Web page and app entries
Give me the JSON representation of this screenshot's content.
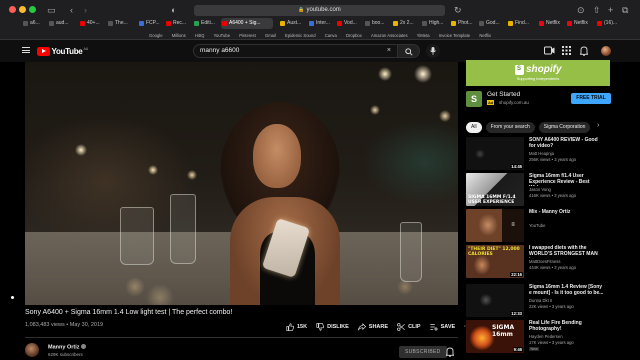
{
  "browser": {
    "url": "youtube.com",
    "tabs": [
      "a6...",
      "aud...",
      "40+...",
      "The...",
      "FCP...",
      "Rec...",
      "Editi...",
      "A6400 + Sig...",
      "Aust...",
      "Inter...",
      "Vod...",
      "boo...",
      "2x 2...",
      "High...",
      "Phot...",
      "God...",
      "Find...",
      "Netflix",
      "Netflix",
      "(16)..."
    ],
    "active_tab_index": 7,
    "bookmarks": [
      "Google",
      "Millions",
      "HitIQ",
      "YouTube",
      "Pinterest",
      "Gmail",
      "Epidemic Sound",
      "Canva",
      "Dropbox",
      "Amazon Associates",
      "YiMeta",
      "Invoice Template",
      "Netflix"
    ]
  },
  "header": {
    "logo_text": "YouTube",
    "region": "AU",
    "search_value": "manny a6600",
    "search_clear": "×"
  },
  "video": {
    "title": "Sony A6400 + Sigma 16mm 1.4 Low light test | The perfect combo!",
    "views": "1,083,483 views",
    "date": "May 30, 2019",
    "likes": "15K",
    "dislike_label": "DISLIKE",
    "share_label": "SHARE",
    "clip_label": "CLIP",
    "save_label": "SAVE",
    "more_label": "···",
    "channel": "Manny Ortiz",
    "subscribers": "629K subscribers",
    "subscribe_label": "SUBSCRIBED"
  },
  "ad": {
    "banner_brand": "shopify",
    "banner_tagline": "Supporting Independents",
    "title": "Get Started",
    "tag": "Ad",
    "url": "shopify.com.au",
    "cta": "FREE TRIAL"
  },
  "chips": [
    "All",
    "From your search",
    "Sigma Corporation"
  ],
  "recommendations": [
    {
      "title": "SONY A6400 REVIEW - Good for video?",
      "channel": "Matt Heapnja",
      "meta": "256K views • 3 years ago",
      "duration": "14:45"
    },
    {
      "title": "Sigma 16mm f/1.4 User Experience Review - Best Wide...",
      "channel": "Jason Vong",
      "meta": "416K views • 3 years ago",
      "duration": "",
      "thumb_text": "SIGMA 16MM F/1.4 USER EXPERIENCE"
    },
    {
      "title": "Mix - Manny Ortiz",
      "channel": "YouTube",
      "meta": "",
      "duration": ""
    },
    {
      "title": "I swapped diets with the WORLD'S STRONGEST MAN i...",
      "channel": "MattDoesFitness",
      "meta": "444K views • 3 years ago",
      "duration": "22:16",
      "thumb_text": "\"THEIR DIET\" 12,000 CALORIES"
    },
    {
      "title": "Sigma 16mm 1.4 Review [Sony e mount] - Is it too good to be...",
      "channel": "Dunna Dkt II",
      "meta": "22K views • 3 years ago",
      "duration": "12:33"
    },
    {
      "title": "Real Life Fire Bending Photography!",
      "channel": "Hayden Pedersen",
      "meta": "17K views • 3 years ago",
      "duration": "9:46",
      "badge": "New",
      "thumb_text": "SIGMA 16mm"
    }
  ],
  "colors": {
    "background": "#0f0f0f",
    "accent_red": "#ff0000",
    "shopify_green": "#95bf47",
    "cta_blue": "#3ea6ff"
  }
}
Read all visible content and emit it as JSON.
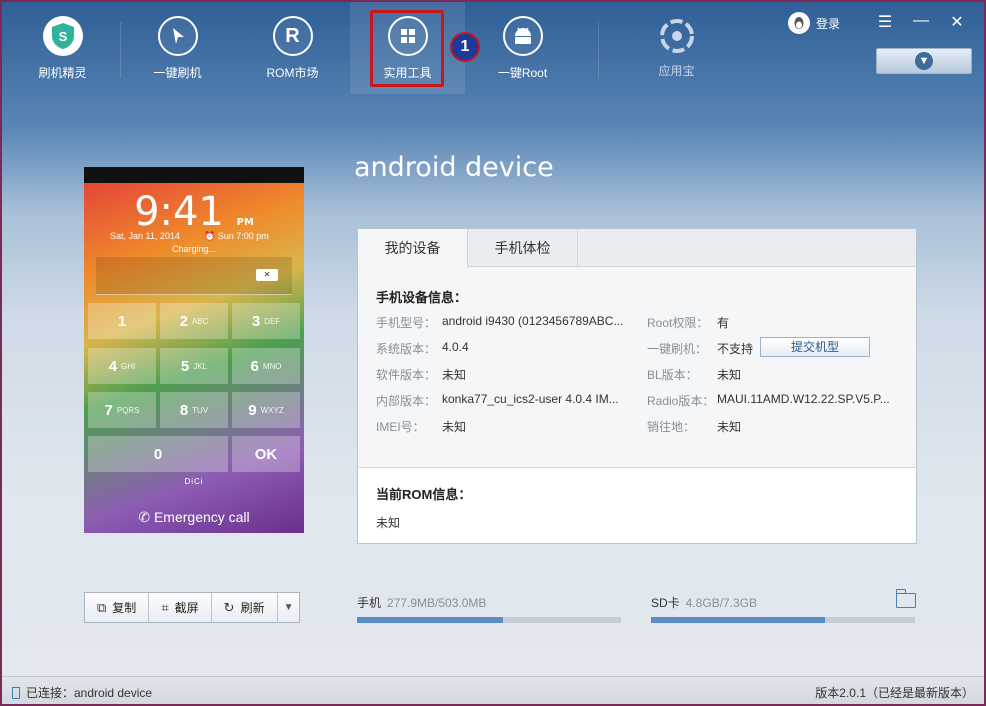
{
  "toolbar": {
    "items": [
      {
        "label": "刷机精灵",
        "icon": "shield-s-icon"
      },
      {
        "label": "一键刷机",
        "icon": "cursor-icon"
      },
      {
        "label": "ROM市场",
        "icon": "r-icon"
      },
      {
        "label": "实用工具",
        "icon": "grid-icon"
      },
      {
        "label": "一键Root",
        "icon": "android-icon"
      },
      {
        "label": "应用宝",
        "icon": "pinwheel-icon"
      }
    ],
    "callout_number": "1",
    "login_label": "登录",
    "window_menu": "☰",
    "window_minimize": "—",
    "window_close": "✕"
  },
  "device": {
    "title": "android device"
  },
  "phone_screen": {
    "time": "9:41",
    "ampm": "PM",
    "date": "Sat, Jan 11, 2014",
    "alarm": "Sun 7:00 pm",
    "charging": "Charging...",
    "keys": [
      {
        "num": "1",
        "letters": ""
      },
      {
        "num": "2",
        "letters": "ABC"
      },
      {
        "num": "3",
        "letters": "DEF"
      },
      {
        "num": "4",
        "letters": "GHI"
      },
      {
        "num": "5",
        "letters": "JKL"
      },
      {
        "num": "6",
        "letters": "MNO"
      },
      {
        "num": "7",
        "letters": "PQRS"
      },
      {
        "num": "8",
        "letters": "TUV"
      },
      {
        "num": "9",
        "letters": "WXYZ"
      },
      {
        "num": "0",
        "letters": ""
      },
      {
        "num": "OK",
        "letters": ""
      }
    ],
    "brand": "DiCi",
    "emergency": "Emergency call"
  },
  "panel": {
    "tabs": [
      "我的设备",
      "手机体检"
    ],
    "device_info_title": "手机设备信息：",
    "left_rows": [
      {
        "label": "手机型号：",
        "value": "android i9430 (0123456789ABC..."
      },
      {
        "label": "系统版本：",
        "value": "4.0.4"
      },
      {
        "label": "软件版本：",
        "value": "未知"
      },
      {
        "label": "内部版本：",
        "value": "konka77_cu_ics2-user 4.0.4 IM..."
      },
      {
        "label": "IMEI号：",
        "value": "未知"
      }
    ],
    "right_rows": [
      {
        "label": "Root权限：",
        "value": "有"
      },
      {
        "label": "一键刷机：",
        "value": "不支持"
      },
      {
        "label": "BL版本：",
        "value": "未知"
      },
      {
        "label": "Radio版本：",
        "value": "MAUI.11AMD.W12.22.SP.V5.P..."
      },
      {
        "label": "销往地：",
        "value": "未知"
      }
    ],
    "submit_model_label": "提交机型",
    "rom_info_title": "当前ROM信息：",
    "rom_info_value": "未知"
  },
  "actions": {
    "copy": "复制",
    "screenshot": "截屏",
    "refresh": "刷新"
  },
  "storage": {
    "phone_label": "手机",
    "phone_value": "277.9MB/503.0MB",
    "phone_fraction": 0.5525,
    "sd_label": "SD卡",
    "sd_value": "4.8GB/7.3GB",
    "sd_fraction": 0.6575
  },
  "status": {
    "connected": "已连接：android device",
    "version": "版本2.0.1（已经是最新版本）"
  },
  "colors": {
    "accent": "#5a8cc6",
    "highlight_red": "#c8181e",
    "callout_blue": "#1d3a9a"
  }
}
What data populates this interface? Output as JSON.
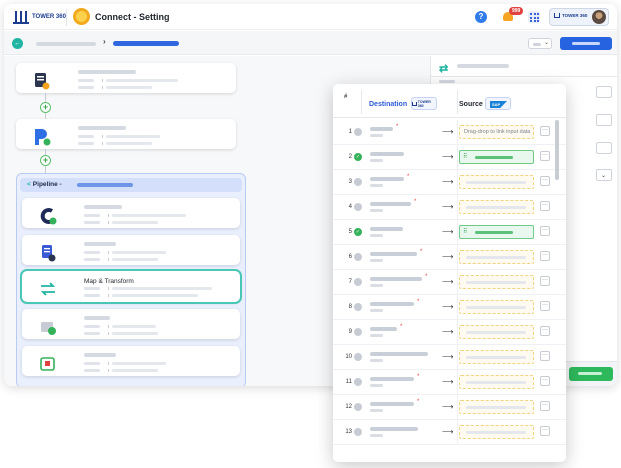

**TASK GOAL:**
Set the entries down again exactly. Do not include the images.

**OUTPUT BELOW:**
Give me the JSON representation of this screenshot's content.
{
  "browser": {
    "url": "youtube.com",
    "tabs": [
      "a6...",
      "aud...",
      "40+...",
      "The...",
      "FCP...",
      "Rec...",
      "Editi...",
      "A6400 + Sig...",
      "Aust...",
      "Inter...",
      "Vod...",
      "boo...",
      "2x 2...",
      "High...",
      "Phot...",
      "God...",
      "Find...",
      "Netflix",
      "Netflix",
      "(16)..."
    ],
    "active_tab_index": 7,
    "bookmarks": [
      "Google",
      "Millions",
      "HitIQ",
      "YouTube",
      "Pinterest",
      "Gmail",
      "Epidemic Sound",
      "Canva",
      "Dropbox",
      "Amazon Associates",
      "YiMeta",
      "Invoice Template",
      "Netflix"
    ]
  },
  "header": {
    "logo_text": "YouTube",
    "region": "AU",
    "search_value": "manny a6600",
    "search_clear": "×"
  },
  "video": {
    "title": "Sony A6400 + Sigma 16mm 1.4 Low light test | The perfect combo!",
    "views": "1,083,483 views",
    "date": "May 30, 2019",
    "likes": "15K",
    "dislike_label": "DISLIKE",
    "share_label": "SHARE",
    "clip_label": "CLIP",
    "save_label": "SAVE",
    "more_label": "···",
    "channel": "Manny Ortiz",
    "subscribers": "629K subscribers",
    "subscribe_label": "SUBSCRIBED"
  },
  "ad": {
    "banner_brand": "shopify",
    "banner_tagline": "Supporting Independents",
    "title": "Get Started",
    "tag": "Ad",
    "url": "shopify.com.au",
    "cta": "FREE TRIAL"
  },
  "chips": [
    "All",
    "From your search",
    "Sigma Corporation"
  ],
  "recommendations": [
    {
      "title": "SONY A6400 REVIEW - Good for video?",
      "channel": "Matt Heapnja",
      "meta": "256K views • 3 years ago",
      "duration": "14:45"
    },
    {
      "title": "Sigma 16mm f/1.4 User Experience Review - Best Wide...",
      "channel": "Jason Vong",
      "meta": "416K views • 3 years ago",
      "duration": "",
      "thumb_text": "SIGMA 16MM F/1.4 USER EXPERIENCE"
    },
    {
      "title": "Mix - Manny Ortiz",
      "channel": "YouTube",
      "meta": "",
      "duration": ""
    },
    {
      "title": "I swapped diets with the WORLD'S STRONGEST MAN i...",
      "channel": "MattDoesFitness",
      "meta": "444K views • 3 years ago",
      "duration": "22:16",
      "thumb_text": "\"THEIR DIET\" 12,000 CALORIES"
    },
    {
      "title": "Sigma 16mm 1.4 Review [Sony e mount] - Is it too good to be...",
      "channel": "Dunna Dkt II",
      "meta": "22K views • 3 years ago",
      "duration": "12:33"
    },
    {
      "title": "Real Life Fire Bending Photography!",
      "channel": "Hayden Pedersen",
      "meta": "17K views • 3 years ago",
      "duration": "9:46",
      "badge": "New",
      "thumb_text": "SIGMA 16mm"
    }
  ],
  "colors": {
    "background": "#0f0f0f",
    "accent_red": "#ff0000",
    "shopify_green": "#95bf47",
    "cta_blue": "#3ea6ff"
  }
}
Read all visible content and emit it as JSON.
{
  "toolbar": {
    "items": [
      {
        "label": "刷机精灵",
        "icon": "shield-s-icon"
      },
      {
        "label": "一键刷机",
        "icon": "cursor-icon"
      },
      {
        "label": "ROM市场",
        "icon": "r-icon"
      },
      {
        "label": "实用工具",
        "icon": "grid-icon"
      },
      {
        "label": "一键Root",
        "icon": "android-icon"
      },
      {
        "label": "应用宝",
        "icon": "pinwheel-icon"
      }
    ],
    "callout_number": "1",
    "login_label": "登录",
    "window_menu": "☰",
    "window_minimize": "—",
    "window_close": "✕"
  },
  "device": {
    "title": "android device"
  },
  "phone_screen": {
    "time": "9:41",
    "ampm": "PM",
    "date": "Sat, Jan 11, 2014",
    "alarm": "Sun 7:00 pm",
    "charging": "Charging...",
    "keys": [
      {
        "num": "1",
        "letters": ""
      },
      {
        "num": "2",
        "letters": "ABC"
      },
      {
        "num": "3",
        "letters": "DEF"
      },
      {
        "num": "4",
        "letters": "GHI"
      },
      {
        "num": "5",
        "letters": "JKL"
      },
      {
        "num": "6",
        "letters": "MNO"
      },
      {
        "num": "7",
        "letters": "PQRS"
      },
      {
        "num": "8",
        "letters": "TUV"
      },
      {
        "num": "9",
        "letters": "WXYZ"
      },
      {
        "num": "0",
        "letters": ""
      },
      {
        "num": "OK",
        "letters": ""
      }
    ],
    "brand": "DiCi",
    "emergency": "Emergency call"
  },
  "panel": {
    "tabs": [
      "我的设备",
      "手机体检"
    ],
    "device_info_title": "手机设备信息：",
    "left_rows": [
      {
        "label": "手机型号：",
        "value": "android i9430 (0123456789ABC..."
      },
      {
        "label": "系统版本：",
        "value": "4.0.4"
      },
      {
        "label": "软件版本：",
        "value": "未知"
      },
      {
        "label": "内部版本：",
        "value": "konka77_cu_ics2-user 4.0.4 IM..."
      },
      {
        "label": "IMEI号：",
        "value": "未知"
      }
    ],
    "right_rows": [
      {
        "label": "Root权限：",
        "value": "有"
      },
      {
        "label": "一键刷机：",
        "value": "不支持"
      },
      {
        "label": "BL版本：",
        "value": "未知"
      },
      {
        "label": "Radio版本：",
        "value": "MAUI.11AMD.W12.22.SP.V5.P..."
      },
      {
        "label": "销往地：",
        "value": "未知"
      }
    ],
    "submit_model_label": "提交机型",
    "rom_info_title": "当前ROM信息：",
    "rom_info_value": "未知"
  },
  "actions": {
    "copy": "复制",
    "screenshot": "截屏",
    "refresh": "刷新"
  },
  "storage": {
    "phone_label": "手机",
    "phone_value": "277.9MB/503.0MB",
    "phone_fraction": 0.5525,
    "sd_label": "SD卡",
    "sd_value": "4.8GB/7.3GB",
    "sd_fraction": 0.6575
  },
  "status": {
    "connected": "已连接：android device",
    "version": "版本2.0.1（已经是最新版本）"
  },
  "colors": {
    "accent": "#5a8cc6",
    "highlight_red": "#c8181e",
    "callout_blue": "#1d3a9a"
  }
}
What data populates this interface? Output as JSON.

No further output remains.